# Records provided:
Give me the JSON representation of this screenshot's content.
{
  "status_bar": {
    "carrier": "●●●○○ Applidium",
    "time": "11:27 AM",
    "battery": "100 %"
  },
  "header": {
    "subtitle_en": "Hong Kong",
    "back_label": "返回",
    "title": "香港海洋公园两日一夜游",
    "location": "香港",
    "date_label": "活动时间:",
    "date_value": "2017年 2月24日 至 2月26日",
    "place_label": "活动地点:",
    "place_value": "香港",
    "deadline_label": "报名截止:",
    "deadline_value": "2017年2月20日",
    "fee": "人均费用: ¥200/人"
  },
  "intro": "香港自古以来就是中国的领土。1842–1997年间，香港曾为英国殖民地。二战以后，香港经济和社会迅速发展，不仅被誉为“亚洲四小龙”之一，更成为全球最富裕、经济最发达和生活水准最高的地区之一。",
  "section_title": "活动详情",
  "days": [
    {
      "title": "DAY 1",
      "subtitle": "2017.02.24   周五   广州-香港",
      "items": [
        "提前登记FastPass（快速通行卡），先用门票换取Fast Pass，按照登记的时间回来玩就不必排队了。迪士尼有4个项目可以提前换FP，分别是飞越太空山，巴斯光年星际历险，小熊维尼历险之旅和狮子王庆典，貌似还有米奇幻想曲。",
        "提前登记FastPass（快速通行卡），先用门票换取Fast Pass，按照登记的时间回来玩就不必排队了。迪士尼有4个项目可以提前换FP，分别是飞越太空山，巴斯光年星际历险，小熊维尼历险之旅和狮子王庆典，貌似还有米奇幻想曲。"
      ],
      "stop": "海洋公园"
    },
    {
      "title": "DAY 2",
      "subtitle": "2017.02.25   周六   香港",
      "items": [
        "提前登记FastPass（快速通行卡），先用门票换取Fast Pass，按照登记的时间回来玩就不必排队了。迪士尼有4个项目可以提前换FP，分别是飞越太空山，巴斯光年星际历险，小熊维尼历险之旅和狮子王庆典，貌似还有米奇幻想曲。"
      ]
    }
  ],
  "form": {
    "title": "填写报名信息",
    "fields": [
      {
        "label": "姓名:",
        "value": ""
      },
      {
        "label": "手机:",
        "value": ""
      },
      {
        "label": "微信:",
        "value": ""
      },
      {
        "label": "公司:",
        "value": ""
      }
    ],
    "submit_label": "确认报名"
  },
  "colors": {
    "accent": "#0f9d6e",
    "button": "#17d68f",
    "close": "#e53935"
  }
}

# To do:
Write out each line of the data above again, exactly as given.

# Result:
Give me the JSON representation of this screenshot's content.
{
  "status_bar": {
    "carrier": "●●●○○ Applidium",
    "time": "11:27 AM",
    "battery": "100 %"
  },
  "header": {
    "subtitle_en": "Hong Kong",
    "back_label": "返回",
    "title": "香港海洋公园两日一夜游",
    "location": "香港",
    "date_label": "活动时间:",
    "date_value": "2017年 2月24日 至 2月26日",
    "place_label": "活动地点:",
    "place_value": "香港",
    "deadline_label": "报名截止:",
    "deadline_value": "2017年2月20日",
    "fee": "人均费用: ¥200/人"
  },
  "intro": "香港自古以来就是中国的领土。1842–1997年间，香港曾为英国殖民地。二战以后，香港经济和社会迅速发展，不仅被誉为“亚洲四小龙”之一，更成为全球最富裕、经济最发达和生活水准最高的地区之一。",
  "section_title": "活动详情",
  "days": [
    {
      "title": "DAY 1",
      "subtitle": "2017.02.24   周五   广州-香港",
      "items": [
        "提前登记FastPass（快速通行卡），先用门票换取Fast Pass，按照登记的时间回来玩就不必排队了。迪士尼有4个项目可以提前换FP，分别是飞越太空山，巴斯光年星际历险，小熊维尼历险之旅和狮子王庆典，貌似还有米奇幻想曲。",
        "提前登记FastPass（快速通行卡），先用门票换取Fast Pass，按照登记的时间回来玩就不必排队了。迪士尼有4个项目可以提前换FP，分别是飞越太空山，巴斯光年星际历险，小熊维尼历险之旅和狮子王庆典，貌似还有米奇幻想曲。"
      ],
      "stop": "海洋公园"
    },
    {
      "title": "DAY 2",
      "subtitle": "2017.02.25   周六   香港",
      "items": [
        "提前登记FastPass（快速通行卡），先用门票换取Fast Pass，按照登记的时间回来玩就不必排队了。迪士尼有4个项目可以提前换FP，分别是飞越太空山，巴斯光年星际历险，小熊维尼历险之旅和狮子王庆典，貌似还有米奇幻想曲。"
      ]
    }
  ],
  "form": {
    "title": "填写报名信息",
    "fields": [
      {
        "label": "姓名:",
        "value": ""
      },
      {
        "label": "手机:",
        "value": ""
      },
      {
        "label": "微信:",
        "value": ""
      },
      {
        "label": "公司:",
        "value": ""
      }
    ],
    "submit_label": "确认报名"
  },
  "colors": {
    "accent": "#0f9d6e",
    "button": "#17d68f",
    "close": "#e53935"
  }
}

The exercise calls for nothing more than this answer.